- Task item:
Lines of the data that contain the word "arabic" are the ones to copy.

Saved data entries
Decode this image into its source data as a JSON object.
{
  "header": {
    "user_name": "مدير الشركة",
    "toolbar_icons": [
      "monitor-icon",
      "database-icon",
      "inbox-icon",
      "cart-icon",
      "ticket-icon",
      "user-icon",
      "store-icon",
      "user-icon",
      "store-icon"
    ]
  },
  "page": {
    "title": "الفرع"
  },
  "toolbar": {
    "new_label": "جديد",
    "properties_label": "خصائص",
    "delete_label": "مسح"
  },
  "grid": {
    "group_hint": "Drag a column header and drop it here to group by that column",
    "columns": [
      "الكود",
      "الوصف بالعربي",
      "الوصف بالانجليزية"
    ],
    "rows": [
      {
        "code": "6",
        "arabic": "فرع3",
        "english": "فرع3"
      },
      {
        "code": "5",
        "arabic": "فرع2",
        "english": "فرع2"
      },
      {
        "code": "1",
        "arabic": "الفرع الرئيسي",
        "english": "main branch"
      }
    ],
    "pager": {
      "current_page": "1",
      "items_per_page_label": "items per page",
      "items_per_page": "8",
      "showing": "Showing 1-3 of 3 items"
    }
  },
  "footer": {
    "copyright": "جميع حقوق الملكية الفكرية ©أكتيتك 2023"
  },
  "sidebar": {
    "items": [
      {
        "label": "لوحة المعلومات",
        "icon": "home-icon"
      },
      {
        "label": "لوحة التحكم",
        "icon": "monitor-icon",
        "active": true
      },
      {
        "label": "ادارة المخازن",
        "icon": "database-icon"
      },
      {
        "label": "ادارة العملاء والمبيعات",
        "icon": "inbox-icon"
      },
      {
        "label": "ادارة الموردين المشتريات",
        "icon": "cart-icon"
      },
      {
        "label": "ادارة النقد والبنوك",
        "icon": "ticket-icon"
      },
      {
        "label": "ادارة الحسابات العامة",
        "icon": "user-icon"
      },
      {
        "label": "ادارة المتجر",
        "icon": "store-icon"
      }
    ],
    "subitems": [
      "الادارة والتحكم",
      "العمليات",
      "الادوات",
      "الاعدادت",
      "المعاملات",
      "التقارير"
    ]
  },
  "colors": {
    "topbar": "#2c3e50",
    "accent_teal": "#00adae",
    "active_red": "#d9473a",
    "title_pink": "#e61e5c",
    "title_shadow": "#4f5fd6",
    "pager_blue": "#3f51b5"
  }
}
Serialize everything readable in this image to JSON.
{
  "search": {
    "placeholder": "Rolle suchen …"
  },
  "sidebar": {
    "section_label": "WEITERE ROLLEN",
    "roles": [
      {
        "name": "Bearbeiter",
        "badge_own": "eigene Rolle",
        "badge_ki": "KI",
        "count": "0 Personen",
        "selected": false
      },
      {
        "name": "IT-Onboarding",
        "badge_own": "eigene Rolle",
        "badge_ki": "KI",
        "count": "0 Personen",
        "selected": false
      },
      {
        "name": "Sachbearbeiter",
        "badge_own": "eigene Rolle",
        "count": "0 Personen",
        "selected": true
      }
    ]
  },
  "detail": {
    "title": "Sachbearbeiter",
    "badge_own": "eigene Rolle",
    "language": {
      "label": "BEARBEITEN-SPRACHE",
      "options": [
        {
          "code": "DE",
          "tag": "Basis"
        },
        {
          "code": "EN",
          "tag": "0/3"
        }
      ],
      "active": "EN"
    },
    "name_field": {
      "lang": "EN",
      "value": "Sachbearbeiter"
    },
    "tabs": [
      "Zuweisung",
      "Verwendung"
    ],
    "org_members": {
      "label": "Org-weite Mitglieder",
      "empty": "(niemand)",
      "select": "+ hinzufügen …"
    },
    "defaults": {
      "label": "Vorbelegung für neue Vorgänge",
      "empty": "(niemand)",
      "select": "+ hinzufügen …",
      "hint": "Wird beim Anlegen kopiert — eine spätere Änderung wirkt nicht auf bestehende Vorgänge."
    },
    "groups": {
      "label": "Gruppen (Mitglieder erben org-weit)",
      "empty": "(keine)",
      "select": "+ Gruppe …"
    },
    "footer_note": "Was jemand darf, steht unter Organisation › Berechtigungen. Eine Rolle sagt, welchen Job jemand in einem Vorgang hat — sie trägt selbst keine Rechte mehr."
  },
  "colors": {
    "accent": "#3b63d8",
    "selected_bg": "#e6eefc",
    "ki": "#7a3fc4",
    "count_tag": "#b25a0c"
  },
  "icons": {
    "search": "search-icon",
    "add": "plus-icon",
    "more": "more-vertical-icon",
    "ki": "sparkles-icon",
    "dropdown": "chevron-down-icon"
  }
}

- Result of the task:
        "arabic": "فرع3",
        "arabic": "فرع2",
        "arabic": "الفرع الرئيسي",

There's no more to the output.